Despite his early inspiration by the French Matra-Simca team – the first time he visited Le Mans was to watch the 24 hour race as a spectator in the early seventies – he does not find the Frenchness of the works Peugeot team appealing: “At ORECA we are a very international team, we have worked with Mazda, Dodge Viper, Audi and now Toyota, so we are not so much focussed on French car, French team… we are focussed on being a winning team not a French team.”

De Chaunac, in his role as president of the company, oversees all of the different strands of the business: “Yes, I control the whole operation of all the company: if I was controlling a racing team and only a racing team, then there probably would not be any more ORECA in the racing world. Part of the key to ORECA’s success is that we understand that to do racing is not a business: racing is a passion; it costs money, so you need beside this to have some good commercial activities. Racing is not a business activity: to do racing you need to win and to win you need to spend money, so it cannot be a business operation. Over the years I have built this business to help and support this racing activity.”

Hugues de Chaunac reveals himself as a very emotional, a very passionate man. But he is also fiercely competitive, he wants to be winning, and although he does not compare himself with Henri Pescarolo, there is something more hard-edged about his approach, where the romanticism of the sport is counter-balanced by the cold light of reality. He will do what needs to be done, and he gives the impression of being ready to react at any moment.

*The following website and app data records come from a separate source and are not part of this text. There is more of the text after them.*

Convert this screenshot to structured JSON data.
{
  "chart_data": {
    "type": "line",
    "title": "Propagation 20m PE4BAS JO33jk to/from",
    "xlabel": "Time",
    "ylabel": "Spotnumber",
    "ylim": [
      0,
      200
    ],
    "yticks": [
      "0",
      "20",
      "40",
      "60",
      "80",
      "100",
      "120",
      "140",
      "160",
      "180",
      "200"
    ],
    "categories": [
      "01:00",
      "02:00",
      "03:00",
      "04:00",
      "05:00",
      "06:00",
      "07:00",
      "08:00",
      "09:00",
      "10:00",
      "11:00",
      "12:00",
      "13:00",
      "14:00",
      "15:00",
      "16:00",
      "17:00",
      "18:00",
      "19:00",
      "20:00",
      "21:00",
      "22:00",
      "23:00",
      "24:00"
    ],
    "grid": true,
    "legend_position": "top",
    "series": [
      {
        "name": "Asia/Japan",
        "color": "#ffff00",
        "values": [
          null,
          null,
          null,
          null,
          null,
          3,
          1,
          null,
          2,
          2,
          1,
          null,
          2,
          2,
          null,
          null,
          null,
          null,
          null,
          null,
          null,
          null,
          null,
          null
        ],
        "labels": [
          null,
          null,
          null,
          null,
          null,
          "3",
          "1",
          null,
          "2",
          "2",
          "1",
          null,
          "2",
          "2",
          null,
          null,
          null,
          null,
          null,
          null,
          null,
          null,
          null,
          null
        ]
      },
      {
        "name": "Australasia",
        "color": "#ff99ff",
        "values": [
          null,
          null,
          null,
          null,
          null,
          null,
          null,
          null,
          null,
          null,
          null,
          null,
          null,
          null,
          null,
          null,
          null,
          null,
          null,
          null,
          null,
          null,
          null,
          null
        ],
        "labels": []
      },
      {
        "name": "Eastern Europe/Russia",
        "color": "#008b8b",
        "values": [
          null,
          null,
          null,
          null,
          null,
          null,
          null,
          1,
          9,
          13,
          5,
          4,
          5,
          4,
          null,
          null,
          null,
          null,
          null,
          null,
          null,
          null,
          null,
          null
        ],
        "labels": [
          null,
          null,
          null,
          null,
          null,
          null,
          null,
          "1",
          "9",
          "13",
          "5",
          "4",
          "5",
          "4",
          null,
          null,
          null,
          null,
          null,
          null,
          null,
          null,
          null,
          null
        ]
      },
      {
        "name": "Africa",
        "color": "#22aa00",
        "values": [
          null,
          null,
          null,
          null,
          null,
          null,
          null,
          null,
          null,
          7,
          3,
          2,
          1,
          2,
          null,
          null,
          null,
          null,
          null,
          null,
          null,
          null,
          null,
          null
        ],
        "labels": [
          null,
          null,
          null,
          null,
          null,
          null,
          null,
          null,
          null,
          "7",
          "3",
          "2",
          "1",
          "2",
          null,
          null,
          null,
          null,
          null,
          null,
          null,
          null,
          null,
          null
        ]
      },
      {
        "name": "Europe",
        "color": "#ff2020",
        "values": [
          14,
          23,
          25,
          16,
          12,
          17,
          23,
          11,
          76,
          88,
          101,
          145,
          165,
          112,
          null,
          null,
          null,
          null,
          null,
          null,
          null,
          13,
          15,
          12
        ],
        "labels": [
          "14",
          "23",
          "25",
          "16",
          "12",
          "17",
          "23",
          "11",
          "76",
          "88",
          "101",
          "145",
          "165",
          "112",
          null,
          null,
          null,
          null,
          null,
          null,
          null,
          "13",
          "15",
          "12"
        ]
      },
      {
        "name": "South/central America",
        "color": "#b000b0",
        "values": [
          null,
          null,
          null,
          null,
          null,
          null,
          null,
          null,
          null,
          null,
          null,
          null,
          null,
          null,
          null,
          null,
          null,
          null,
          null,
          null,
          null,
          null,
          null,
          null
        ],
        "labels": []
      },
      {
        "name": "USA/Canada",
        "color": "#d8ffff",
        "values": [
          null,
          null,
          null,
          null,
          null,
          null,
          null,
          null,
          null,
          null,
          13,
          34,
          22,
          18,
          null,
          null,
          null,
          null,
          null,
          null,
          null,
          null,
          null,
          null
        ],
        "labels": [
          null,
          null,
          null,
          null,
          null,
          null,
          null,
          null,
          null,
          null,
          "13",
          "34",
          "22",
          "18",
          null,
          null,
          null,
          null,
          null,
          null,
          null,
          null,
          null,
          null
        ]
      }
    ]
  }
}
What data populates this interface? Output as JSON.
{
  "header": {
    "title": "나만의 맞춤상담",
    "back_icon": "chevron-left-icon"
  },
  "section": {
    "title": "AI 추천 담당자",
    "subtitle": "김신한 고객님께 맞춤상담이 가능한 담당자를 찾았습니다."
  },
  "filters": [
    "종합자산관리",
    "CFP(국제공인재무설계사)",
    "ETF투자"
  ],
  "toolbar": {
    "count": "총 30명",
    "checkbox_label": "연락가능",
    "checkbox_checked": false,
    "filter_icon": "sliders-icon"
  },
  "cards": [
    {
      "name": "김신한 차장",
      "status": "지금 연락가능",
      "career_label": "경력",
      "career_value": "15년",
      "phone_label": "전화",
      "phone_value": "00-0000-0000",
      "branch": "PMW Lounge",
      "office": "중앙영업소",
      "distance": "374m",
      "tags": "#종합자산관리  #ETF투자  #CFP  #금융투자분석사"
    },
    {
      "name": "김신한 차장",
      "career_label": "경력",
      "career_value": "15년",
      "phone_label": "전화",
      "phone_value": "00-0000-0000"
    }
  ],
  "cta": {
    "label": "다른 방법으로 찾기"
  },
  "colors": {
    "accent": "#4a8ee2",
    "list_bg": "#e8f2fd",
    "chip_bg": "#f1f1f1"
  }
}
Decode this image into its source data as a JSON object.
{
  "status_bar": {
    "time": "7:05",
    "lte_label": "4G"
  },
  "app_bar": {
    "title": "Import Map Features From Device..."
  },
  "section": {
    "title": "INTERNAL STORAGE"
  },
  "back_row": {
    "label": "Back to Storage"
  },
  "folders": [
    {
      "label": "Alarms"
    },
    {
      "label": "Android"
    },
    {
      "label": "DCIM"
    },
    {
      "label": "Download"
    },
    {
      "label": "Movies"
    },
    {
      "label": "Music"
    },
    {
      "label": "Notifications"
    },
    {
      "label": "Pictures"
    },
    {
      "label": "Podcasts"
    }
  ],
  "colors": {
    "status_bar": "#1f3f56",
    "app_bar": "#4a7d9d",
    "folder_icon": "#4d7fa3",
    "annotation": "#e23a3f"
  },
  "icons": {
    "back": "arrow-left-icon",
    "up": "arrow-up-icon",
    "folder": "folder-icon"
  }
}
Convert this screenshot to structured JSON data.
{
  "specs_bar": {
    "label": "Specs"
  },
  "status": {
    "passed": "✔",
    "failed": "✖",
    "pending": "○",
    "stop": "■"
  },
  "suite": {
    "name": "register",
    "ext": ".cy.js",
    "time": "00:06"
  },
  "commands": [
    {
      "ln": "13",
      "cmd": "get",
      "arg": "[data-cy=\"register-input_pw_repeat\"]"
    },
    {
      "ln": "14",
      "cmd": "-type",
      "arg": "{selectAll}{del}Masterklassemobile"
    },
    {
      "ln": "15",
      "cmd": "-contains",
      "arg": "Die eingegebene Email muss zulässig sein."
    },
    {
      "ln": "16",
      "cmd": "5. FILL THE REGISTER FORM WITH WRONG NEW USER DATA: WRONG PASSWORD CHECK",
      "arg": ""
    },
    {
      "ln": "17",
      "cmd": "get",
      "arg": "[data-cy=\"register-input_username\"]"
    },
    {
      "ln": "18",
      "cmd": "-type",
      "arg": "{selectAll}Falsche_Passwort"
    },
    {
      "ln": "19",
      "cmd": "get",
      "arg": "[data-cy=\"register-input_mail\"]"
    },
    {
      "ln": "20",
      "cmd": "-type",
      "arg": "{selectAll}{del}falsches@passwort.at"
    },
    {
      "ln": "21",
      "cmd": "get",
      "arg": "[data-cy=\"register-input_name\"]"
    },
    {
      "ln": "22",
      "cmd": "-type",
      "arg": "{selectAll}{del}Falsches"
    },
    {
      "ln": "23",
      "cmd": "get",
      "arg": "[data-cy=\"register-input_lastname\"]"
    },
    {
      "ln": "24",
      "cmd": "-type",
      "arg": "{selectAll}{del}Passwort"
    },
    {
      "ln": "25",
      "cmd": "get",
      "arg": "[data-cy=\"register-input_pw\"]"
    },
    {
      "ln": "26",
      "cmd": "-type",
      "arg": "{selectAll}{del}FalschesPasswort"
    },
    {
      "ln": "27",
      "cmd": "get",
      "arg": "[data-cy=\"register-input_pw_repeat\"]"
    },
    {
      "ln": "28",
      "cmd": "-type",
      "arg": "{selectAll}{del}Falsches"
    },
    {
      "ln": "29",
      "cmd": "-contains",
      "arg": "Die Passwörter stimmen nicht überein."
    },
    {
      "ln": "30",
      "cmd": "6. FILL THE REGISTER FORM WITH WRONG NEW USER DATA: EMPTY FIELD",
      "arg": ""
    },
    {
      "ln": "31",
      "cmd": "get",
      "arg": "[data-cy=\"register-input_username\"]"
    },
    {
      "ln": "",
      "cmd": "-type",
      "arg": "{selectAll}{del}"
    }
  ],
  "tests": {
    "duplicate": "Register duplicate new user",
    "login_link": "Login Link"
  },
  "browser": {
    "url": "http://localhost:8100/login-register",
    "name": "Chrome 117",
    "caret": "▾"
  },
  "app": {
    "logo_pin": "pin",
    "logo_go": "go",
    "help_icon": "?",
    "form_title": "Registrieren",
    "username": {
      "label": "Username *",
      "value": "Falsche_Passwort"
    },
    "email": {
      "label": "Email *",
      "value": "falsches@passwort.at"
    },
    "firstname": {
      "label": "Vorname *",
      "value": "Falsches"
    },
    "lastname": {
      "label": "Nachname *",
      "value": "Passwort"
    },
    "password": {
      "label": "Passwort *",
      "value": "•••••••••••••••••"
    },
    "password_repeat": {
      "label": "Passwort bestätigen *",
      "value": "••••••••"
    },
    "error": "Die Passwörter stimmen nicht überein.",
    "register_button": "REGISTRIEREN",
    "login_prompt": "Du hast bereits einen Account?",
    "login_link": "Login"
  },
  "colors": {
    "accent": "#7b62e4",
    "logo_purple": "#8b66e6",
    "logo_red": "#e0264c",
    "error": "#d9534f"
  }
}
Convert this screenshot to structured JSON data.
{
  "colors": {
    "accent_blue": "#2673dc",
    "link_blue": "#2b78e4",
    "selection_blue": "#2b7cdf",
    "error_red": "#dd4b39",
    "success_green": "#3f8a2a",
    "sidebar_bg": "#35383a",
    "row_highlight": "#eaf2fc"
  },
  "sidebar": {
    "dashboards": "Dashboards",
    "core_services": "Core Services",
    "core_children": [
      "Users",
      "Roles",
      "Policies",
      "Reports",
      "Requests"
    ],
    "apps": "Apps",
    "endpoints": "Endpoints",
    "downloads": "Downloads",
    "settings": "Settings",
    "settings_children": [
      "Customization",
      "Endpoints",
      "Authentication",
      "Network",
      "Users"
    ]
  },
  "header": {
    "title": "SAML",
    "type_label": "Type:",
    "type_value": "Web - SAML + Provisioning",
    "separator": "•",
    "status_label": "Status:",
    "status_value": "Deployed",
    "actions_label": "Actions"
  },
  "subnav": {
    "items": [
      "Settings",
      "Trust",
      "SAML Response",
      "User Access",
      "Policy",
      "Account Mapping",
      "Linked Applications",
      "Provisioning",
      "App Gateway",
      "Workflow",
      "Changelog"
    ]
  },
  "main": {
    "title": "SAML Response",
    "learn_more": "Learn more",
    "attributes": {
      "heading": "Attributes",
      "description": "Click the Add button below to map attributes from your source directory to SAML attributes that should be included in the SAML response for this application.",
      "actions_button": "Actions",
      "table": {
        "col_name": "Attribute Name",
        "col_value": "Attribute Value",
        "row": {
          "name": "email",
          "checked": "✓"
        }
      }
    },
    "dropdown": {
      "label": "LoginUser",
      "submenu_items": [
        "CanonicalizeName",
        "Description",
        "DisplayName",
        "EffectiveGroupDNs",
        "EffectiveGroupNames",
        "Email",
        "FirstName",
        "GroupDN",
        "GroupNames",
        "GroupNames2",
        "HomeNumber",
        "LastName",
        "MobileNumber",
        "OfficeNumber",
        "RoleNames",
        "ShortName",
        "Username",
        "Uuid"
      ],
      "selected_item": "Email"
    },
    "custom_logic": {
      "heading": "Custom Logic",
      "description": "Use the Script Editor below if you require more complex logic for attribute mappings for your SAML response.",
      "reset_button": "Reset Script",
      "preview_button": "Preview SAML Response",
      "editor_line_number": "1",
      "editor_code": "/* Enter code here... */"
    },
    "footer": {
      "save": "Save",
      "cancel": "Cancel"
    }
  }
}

“At the moment our main focus is on endurance racing, on sports cars, but that does not mean that we are not looking for other things in the future. We are always thinking of the future – not F1, because I don’t think it is the way for a team like ORECA, but it could be in single-seaters, touring cars or rallying.”

In any event, ORECA’s president, now 66 years old, isn’t considering retirement just yet. “In our forty years there were some difficult moments, but we focus on the good times. I am proud that we have won so many races, and we have a good reputation in racing, I don’t think you will find many people worried by ORECA. It is a winning team but also a straight team. Retirement? I don’t think so, I have another thirty years to do yet!”

Paul Truswell